Task requirements
Scan the lines below for the string "pastebin" and copy every one that has it.

Interface dataset entries
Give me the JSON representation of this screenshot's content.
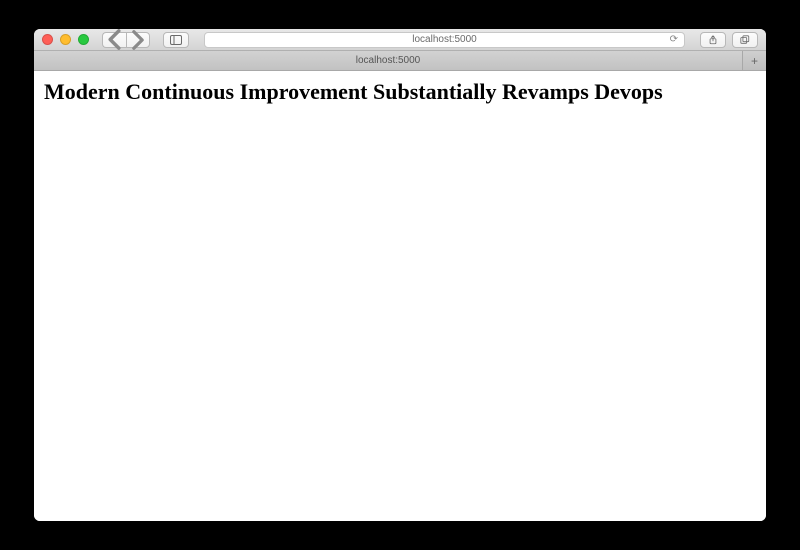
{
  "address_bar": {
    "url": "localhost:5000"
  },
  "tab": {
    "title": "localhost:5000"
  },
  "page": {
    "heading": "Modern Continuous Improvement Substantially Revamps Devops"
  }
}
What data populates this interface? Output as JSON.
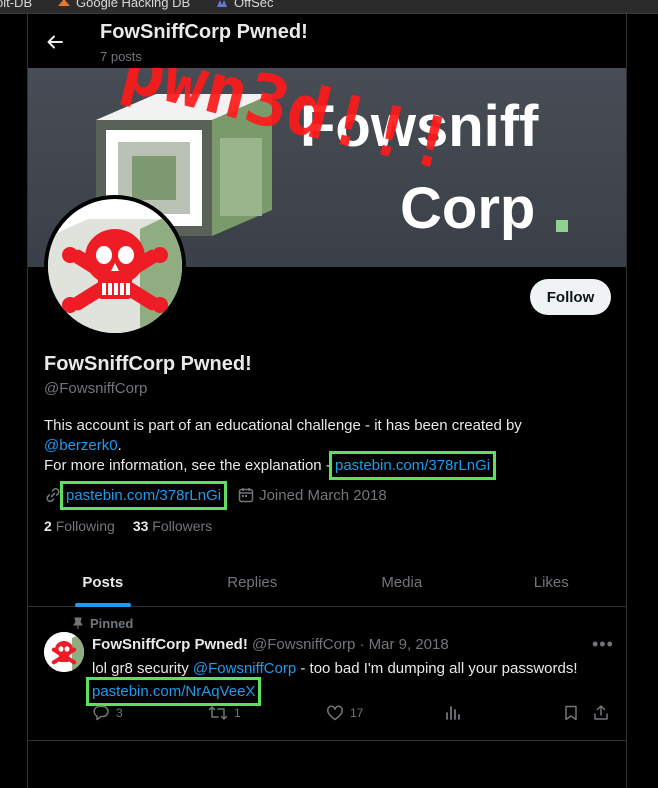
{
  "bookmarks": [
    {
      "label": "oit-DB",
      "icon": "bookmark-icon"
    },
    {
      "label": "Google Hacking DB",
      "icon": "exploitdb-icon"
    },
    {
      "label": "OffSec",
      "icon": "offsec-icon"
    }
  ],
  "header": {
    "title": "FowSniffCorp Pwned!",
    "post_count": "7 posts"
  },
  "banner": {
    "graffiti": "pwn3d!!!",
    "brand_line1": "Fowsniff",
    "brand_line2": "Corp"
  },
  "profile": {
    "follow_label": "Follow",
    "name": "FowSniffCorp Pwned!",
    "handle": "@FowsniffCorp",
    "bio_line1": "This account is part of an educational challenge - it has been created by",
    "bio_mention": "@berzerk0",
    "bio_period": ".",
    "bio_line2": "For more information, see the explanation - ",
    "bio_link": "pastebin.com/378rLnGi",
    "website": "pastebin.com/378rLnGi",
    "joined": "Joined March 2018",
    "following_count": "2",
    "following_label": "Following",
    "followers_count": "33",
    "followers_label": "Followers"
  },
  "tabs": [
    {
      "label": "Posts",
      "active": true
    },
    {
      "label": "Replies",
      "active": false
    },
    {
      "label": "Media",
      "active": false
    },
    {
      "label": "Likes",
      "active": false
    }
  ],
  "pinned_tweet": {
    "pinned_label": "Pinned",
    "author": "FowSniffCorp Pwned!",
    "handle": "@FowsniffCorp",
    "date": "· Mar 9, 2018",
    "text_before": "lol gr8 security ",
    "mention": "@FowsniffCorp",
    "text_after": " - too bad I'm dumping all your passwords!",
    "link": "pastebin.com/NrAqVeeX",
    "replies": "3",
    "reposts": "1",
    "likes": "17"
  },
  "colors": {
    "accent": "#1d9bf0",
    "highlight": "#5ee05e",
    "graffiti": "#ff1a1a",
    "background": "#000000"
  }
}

The answer
    "bio_link": "pastebin.com/378rLnGi",
    "website": "pastebin.com/378rLnGi",
    "link": "pastebin.com/NrAqVeeX",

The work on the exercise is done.